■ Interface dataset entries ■

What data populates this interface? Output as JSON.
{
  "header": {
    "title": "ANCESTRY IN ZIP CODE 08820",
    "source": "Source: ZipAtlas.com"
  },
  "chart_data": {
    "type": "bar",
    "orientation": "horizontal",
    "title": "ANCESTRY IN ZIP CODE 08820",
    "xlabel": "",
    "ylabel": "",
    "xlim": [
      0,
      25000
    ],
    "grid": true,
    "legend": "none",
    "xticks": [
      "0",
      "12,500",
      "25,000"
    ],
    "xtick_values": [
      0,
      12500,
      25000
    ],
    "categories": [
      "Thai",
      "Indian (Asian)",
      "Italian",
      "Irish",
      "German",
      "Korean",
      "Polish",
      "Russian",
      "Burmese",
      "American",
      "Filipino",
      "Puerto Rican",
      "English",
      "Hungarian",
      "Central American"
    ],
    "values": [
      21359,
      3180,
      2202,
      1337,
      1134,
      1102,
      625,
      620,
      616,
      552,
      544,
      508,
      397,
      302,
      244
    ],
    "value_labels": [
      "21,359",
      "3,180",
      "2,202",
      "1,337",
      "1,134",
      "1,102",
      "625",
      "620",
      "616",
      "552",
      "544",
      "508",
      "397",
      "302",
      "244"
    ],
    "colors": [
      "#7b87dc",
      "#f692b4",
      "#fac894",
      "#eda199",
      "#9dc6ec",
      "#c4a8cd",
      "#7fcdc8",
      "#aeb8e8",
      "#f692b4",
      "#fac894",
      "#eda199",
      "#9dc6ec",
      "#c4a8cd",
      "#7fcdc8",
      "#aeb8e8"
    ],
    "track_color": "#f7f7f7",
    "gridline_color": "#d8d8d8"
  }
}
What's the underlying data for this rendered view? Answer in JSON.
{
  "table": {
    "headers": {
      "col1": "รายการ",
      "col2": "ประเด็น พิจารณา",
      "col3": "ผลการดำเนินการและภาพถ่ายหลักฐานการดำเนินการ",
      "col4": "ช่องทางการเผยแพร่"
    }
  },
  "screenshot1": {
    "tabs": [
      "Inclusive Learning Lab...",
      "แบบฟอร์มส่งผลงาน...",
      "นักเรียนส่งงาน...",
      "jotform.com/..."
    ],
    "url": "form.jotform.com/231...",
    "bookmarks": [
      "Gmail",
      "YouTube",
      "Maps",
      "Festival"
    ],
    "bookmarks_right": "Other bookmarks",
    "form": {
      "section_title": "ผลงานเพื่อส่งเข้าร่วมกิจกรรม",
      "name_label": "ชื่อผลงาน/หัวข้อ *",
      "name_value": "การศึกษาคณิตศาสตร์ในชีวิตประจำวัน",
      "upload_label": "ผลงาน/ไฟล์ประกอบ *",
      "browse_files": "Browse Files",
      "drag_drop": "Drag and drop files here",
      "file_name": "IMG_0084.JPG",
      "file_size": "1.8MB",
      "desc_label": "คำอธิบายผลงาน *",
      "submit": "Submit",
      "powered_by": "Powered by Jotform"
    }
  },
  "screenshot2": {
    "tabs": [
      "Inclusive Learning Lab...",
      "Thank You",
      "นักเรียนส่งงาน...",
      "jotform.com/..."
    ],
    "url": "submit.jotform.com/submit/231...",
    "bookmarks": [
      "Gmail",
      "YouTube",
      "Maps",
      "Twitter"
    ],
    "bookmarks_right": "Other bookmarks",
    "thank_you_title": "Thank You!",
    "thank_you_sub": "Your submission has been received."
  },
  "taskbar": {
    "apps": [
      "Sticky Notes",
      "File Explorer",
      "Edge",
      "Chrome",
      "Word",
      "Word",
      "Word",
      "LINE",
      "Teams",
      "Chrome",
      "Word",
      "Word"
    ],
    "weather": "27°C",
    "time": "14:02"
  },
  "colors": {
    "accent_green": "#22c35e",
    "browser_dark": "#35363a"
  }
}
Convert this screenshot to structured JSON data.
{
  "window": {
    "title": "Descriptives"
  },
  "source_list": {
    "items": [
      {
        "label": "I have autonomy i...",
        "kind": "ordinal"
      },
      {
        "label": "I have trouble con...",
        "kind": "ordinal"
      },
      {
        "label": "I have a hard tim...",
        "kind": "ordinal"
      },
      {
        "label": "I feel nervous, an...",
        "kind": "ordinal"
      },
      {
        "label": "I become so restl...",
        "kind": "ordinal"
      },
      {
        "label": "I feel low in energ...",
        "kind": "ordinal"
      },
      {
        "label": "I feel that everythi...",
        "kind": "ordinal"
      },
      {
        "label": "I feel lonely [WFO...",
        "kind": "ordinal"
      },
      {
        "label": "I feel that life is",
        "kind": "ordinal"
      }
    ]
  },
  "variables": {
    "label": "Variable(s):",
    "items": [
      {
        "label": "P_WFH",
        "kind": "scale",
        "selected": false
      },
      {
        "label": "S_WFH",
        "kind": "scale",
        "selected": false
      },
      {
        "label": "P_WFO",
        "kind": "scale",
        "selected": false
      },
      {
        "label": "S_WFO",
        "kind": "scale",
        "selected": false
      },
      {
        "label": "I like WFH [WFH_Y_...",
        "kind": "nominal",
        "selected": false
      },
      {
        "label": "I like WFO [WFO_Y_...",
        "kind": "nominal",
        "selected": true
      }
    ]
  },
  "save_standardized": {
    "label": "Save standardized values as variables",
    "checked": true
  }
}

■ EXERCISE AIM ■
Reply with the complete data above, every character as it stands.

■ PROBLEM SOLUTION ■
What data populates this interface? Output as JSON.
{
  "header": {
    "title": "ANCESTRY IN ZIP CODE 08820",
    "source": "Source: ZipAtlas.com"
  },
  "chart_data": {
    "type": "bar",
    "orientation": "horizontal",
    "title": "ANCESTRY IN ZIP CODE 08820",
    "xlabel": "",
    "ylabel": "",
    "xlim": [
      0,
      25000
    ],
    "grid": true,
    "legend": "none",
    "xticks": [
      "0",
      "12,500",
      "25,000"
    ],
    "xtick_values": [
      0,
      12500,
      25000
    ],
    "categories": [
      "Thai",
      "Indian (Asian)",
      "Italian",
      "Irish",
      "German",
      "Korean",
      "Polish",
      "Russian",
      "Burmese",
      "American",
      "Filipino",
      "Puerto Rican",
      "English",
      "Hungarian",
      "Central American"
    ],
    "values": [
      21359,
      3180,
      2202,
      1337,
      1134,
      1102,
      625,
      620,
      616,
      552,
      544,
      508,
      397,
      302,
      244
    ],
    "value_labels": [
      "21,359",
      "3,180",
      "2,202",
      "1,337",
      "1,134",
      "1,102",
      "625",
      "620",
      "616",
      "552",
      "544",
      "508",
      "397",
      "302",
      "244"
    ],
    "colors": [
      "#7b87dc",
      "#f692b4",
      "#fac894",
      "#eda199",
      "#9dc6ec",
      "#c4a8cd",
      "#7fcdc8",
      "#aeb8e8",
      "#f692b4",
      "#fac894",
      "#eda199",
      "#9dc6ec",
      "#c4a8cd",
      "#7fcdc8",
      "#aeb8e8"
    ],
    "track_color": "#f7f7f7",
    "gridline_color": "#d8d8d8"
  }
}
What's the underlying data for this rendered view? Answer in JSON.
{
  "table": {
    "headers": {
      "col1": "รายการ",
      "col2": "ประเด็น พิจารณา",
      "col3": "ผลการดำเนินการและภาพถ่ายหลักฐานการดำเนินการ",
      "col4": "ช่องทางการเผยแพร่"
    }
  },
  "screenshot1": {
    "tabs": [
      "Inclusive Learning Lab...",
      "แบบฟอร์มส่งผลงาน...",
      "นักเรียนส่งงาน...",
      "jotform.com/..."
    ],
    "url": "form.jotform.com/231...",
    "bookmarks": [
      "Gmail",
      "YouTube",
      "Maps",
      "Festival"
    ],
    "bookmarks_right": "Other bookmarks",
    "form": {
      "section_title": "ผลงานเพื่อส่งเข้าร่วมกิจกรรม",
      "name_label": "ชื่อผลงาน/หัวข้อ *",
      "name_value": "การศึกษาคณิตศาสตร์ในชีวิตประจำวัน",
      "upload_label": "ผลงาน/ไฟล์ประกอบ *",
      "browse_files": "Browse Files",
      "drag_drop": "Drag and drop files here",
      "file_name": "IMG_0084.JPG",
      "file_size": "1.8MB",
      "desc_label": "คำอธิบายผลงาน *",
      "submit": "Submit",
      "powered_by": "Powered by Jotform"
    }
  },
  "screenshot2": {
    "tabs": [
      "Inclusive Learning Lab...",
      "Thank You",
      "นักเรียนส่งงาน...",
      "jotform.com/..."
    ],
    "url": "submit.jotform.com/submit/231...",
    "bookmarks": [
      "Gmail",
      "YouTube",
      "Maps",
      "Twitter"
    ],
    "bookmarks_right": "Other bookmarks",
    "thank_you_title": "Thank You!",
    "thank_you_sub": "Your submission has been received."
  },
  "taskbar": {
    "apps": [
      "Sticky Notes",
      "File Explorer",
      "Edge",
      "Chrome",
      "Word",
      "Word",
      "Word",
      "LINE",
      "Teams",
      "Chrome",
      "Word",
      "Word"
    ],
    "weather": "27°C",
    "time": "14:02"
  },
  "colors": {
    "accent_green": "#22c35e",
    "browser_dark": "#35363a"
  }
}
Convert this screenshot to structured JSON data.
{
  "window": {
    "title": "Descriptives"
  },
  "source_list": {
    "items": [
      {
        "label": "I have autonomy i...",
        "kind": "ordinal"
      },
      {
        "label": "I have trouble con...",
        "kind": "ordinal"
      },
      {
        "label": "I have a hard tim...",
        "kind": "ordinal"
      },
      {
        "label": "I feel nervous, an...",
        "kind": "ordinal"
      },
      {
        "label": "I become so restl...",
        "kind": "ordinal"
      },
      {
        "label": "I feel low in energ...",
        "kind": "ordinal"
      },
      {
        "label": "I feel that everythi...",
        "kind": "ordinal"
      },
      {
        "label": "I feel lonely [WFO...",
        "kind": "ordinal"
      },
      {
        "label": "I feel that life is",
        "kind": "ordinal"
      }
    ]
  },
  "variables": {
    "label": "Variable(s):",
    "items": [
      {
        "label": "P_WFH",
        "kind": "scale",
        "selected": false
      },
      {
        "label": "S_WFH",
        "kind": "scale",
        "selected": false
      },
      {
        "label": "P_WFO",
        "kind": "scale",
        "selected": false
      },
      {
        "label": "S_WFO",
        "kind": "scale",
        "selected": false
      },
      {
        "label": "I like WFH [WFH_Y_...",
        "kind": "nominal",
        "selected": false
      },
      {
        "label": "I like WFO [WFO_Y_...",
        "kind": "nominal",
        "selected": true
      }
    ]
  },
  "save_standardized": {
    "label": "Save standardized values as variables",
    "checked": true
  }
}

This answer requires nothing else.